Nuclear translocation speed
Nuclear separation speed was determined by measuring the distance between the dorsal and ventral clusters of nuclei at t=0 and t=1 hour and determining the increased distance between the two clusters. The speed of individual nuclei was obtained by tracking individual nuclei as they moved relative to a fixed position in the embryo over the course of 10 minutes. One hundred individual nuclei from five embryos were assayed for each genotype.
Nuclear directionality and rotations
For nuclear rotation and direction change frequencies, 250 myonuclei were examined and each myonucleus was counted once. Myonuclei that rotated, stopped, and then rotated again were counted as one rotating myonucleus. A nucleus was judged to have changed direction if it persistently moved a distance of at least one nuclear radius in the direction opposite to its previous direction of translocation. With respect to directionality, the leading edge of a nucleus was defined as the edge of the nucleus furthest in the direction of translocation.
Nuclear shape changes
The aspect ratio of myonuclei was determined by dividing the length of the dorsal-ventral axis by the length of the anterior-posterior axis of a myonucleus using ImageJ. Aspect ratios were considered to change with respect to Fig. 4E, Fig. 7G and Fig. 9G if the ratio changed by ≥0.7. Two hundred and fifty myonuclei were examined and at least 80% exhibited the behavior that is noted.
All statistics were performed using Prism 4.0 (Graphpad). Unless otherwise noted, P-values were determined by Student’s t-test.
We thank the Bloomington Stock Center and the Vienna Stock Center for fly stocks and the Developmental Studies Hybridoma Bank for antibodies. We also thank Bret Judson at the Boston College imaging facility for help and microscope access.
E.S.F. and M.K.B. developed the project and designed the experiments. E.S.F. and V.K.S. performed and analyzed the experiments. All authors contributed to data interpretation and writing of the manuscript.
Our work is supported by the Muscular Dystrophy Association (MDA) and National Institutes of Health (NIH) [GM078318 to M.K.B.]; V.K.S. is supported by an NIH Training Grant in Developmental Biology [T32HD060600]. Deposited in PMC for release after 12 months.

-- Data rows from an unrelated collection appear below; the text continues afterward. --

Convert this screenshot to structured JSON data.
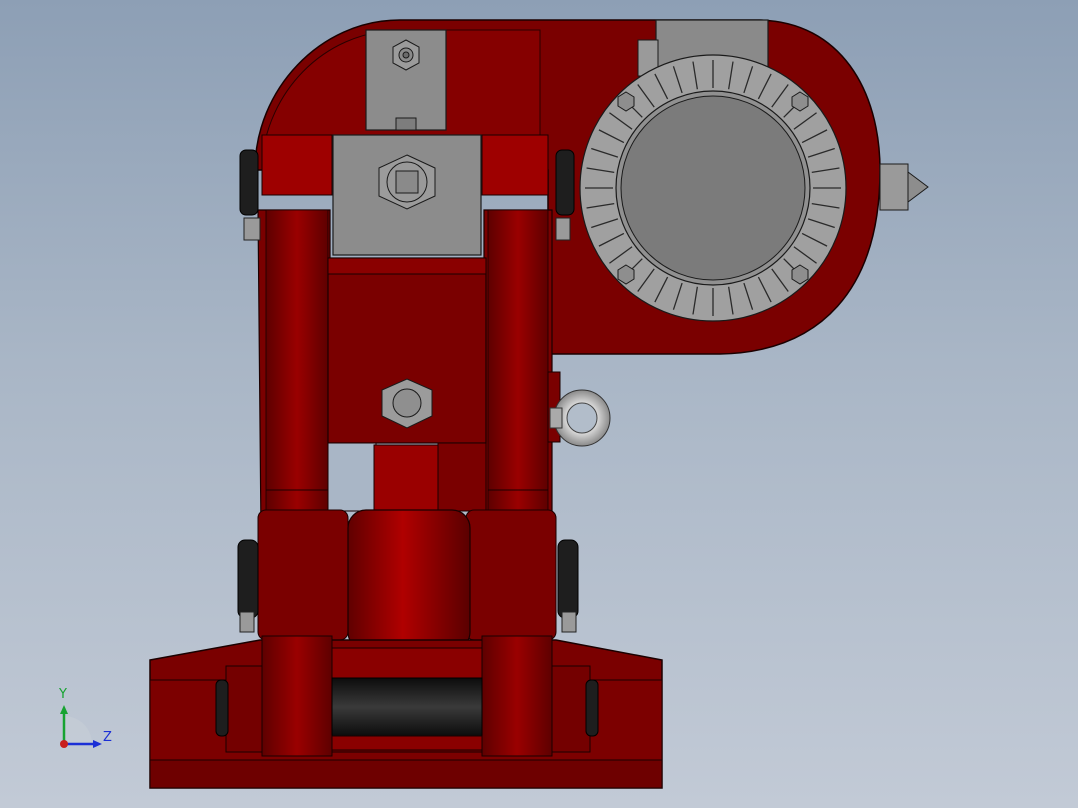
{
  "viewport": {
    "background_top": "#8d9fb5",
    "background_bottom": "#c2cad6"
  },
  "model": {
    "body_color": "#7a0000",
    "body_highlight": "#a80000",
    "outline_color": "#1a0000",
    "motor_color": "#8c8c8c",
    "motor_face_color": "#7b7b7b",
    "hardware_color": "#9a9a9a",
    "bumper_color": "#1e1e1e"
  },
  "triad": {
    "y_label": "Y",
    "z_label": "Z",
    "y_color": "#17a331",
    "z_color": "#1b2fd6",
    "origin_color": "#c81e1e"
  }
}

The authors declare no competing financial interests.